=== EXERCISE OBJECTIVE ===
The answer is every line in the data below that contains the word "image".

[Web page and app entries]

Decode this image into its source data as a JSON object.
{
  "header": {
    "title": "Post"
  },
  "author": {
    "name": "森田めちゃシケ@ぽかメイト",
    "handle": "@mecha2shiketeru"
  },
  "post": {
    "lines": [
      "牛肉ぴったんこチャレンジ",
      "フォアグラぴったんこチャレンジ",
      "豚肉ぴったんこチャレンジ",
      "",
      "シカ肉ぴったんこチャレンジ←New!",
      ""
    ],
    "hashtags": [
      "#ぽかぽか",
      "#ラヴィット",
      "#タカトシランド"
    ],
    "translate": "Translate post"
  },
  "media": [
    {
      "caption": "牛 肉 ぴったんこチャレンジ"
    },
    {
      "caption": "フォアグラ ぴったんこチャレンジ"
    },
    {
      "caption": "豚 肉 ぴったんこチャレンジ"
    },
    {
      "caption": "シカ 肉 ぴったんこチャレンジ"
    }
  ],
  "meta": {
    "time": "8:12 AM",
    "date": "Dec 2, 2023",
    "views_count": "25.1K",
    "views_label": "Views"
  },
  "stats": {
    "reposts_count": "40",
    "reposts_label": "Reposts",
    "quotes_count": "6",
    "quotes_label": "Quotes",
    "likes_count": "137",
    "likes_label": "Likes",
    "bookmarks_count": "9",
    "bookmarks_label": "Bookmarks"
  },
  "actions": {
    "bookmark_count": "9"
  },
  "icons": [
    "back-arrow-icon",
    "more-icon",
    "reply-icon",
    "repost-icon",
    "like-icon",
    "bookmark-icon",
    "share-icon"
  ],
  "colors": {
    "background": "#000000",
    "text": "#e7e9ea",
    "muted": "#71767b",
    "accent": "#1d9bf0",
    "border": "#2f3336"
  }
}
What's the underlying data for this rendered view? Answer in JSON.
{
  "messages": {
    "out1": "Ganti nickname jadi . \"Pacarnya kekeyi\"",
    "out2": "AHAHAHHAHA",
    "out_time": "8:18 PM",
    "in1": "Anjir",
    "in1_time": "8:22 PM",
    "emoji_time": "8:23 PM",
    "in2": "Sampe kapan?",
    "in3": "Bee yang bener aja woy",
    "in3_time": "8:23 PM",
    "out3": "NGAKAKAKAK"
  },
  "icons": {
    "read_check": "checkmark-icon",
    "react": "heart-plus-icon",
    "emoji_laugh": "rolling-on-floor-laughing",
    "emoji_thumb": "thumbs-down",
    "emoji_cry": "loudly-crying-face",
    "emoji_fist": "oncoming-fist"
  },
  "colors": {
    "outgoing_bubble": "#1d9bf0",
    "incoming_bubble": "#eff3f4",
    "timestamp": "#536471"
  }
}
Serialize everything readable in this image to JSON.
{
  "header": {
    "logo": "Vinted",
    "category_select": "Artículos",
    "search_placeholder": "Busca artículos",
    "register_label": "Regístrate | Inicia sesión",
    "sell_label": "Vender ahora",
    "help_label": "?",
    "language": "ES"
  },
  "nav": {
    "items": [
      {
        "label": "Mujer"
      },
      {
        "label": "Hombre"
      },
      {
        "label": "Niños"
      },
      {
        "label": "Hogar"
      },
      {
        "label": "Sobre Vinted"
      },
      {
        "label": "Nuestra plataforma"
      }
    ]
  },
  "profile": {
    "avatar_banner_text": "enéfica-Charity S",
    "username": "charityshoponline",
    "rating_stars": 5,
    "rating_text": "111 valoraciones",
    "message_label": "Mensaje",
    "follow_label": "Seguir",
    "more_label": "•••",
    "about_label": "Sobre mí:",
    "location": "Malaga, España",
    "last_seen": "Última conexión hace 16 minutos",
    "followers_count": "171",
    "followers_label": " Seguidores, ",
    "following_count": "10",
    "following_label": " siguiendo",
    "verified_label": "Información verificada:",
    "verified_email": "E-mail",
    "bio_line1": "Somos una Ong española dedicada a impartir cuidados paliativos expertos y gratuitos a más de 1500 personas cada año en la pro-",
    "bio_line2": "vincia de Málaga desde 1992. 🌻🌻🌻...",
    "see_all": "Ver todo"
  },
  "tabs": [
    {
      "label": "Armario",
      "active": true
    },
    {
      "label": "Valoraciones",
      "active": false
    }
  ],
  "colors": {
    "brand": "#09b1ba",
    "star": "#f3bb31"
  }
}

=== RESPONSE ===
Decode this image into its source data as a JSON object.
Serialize everything readable in this image to JSON.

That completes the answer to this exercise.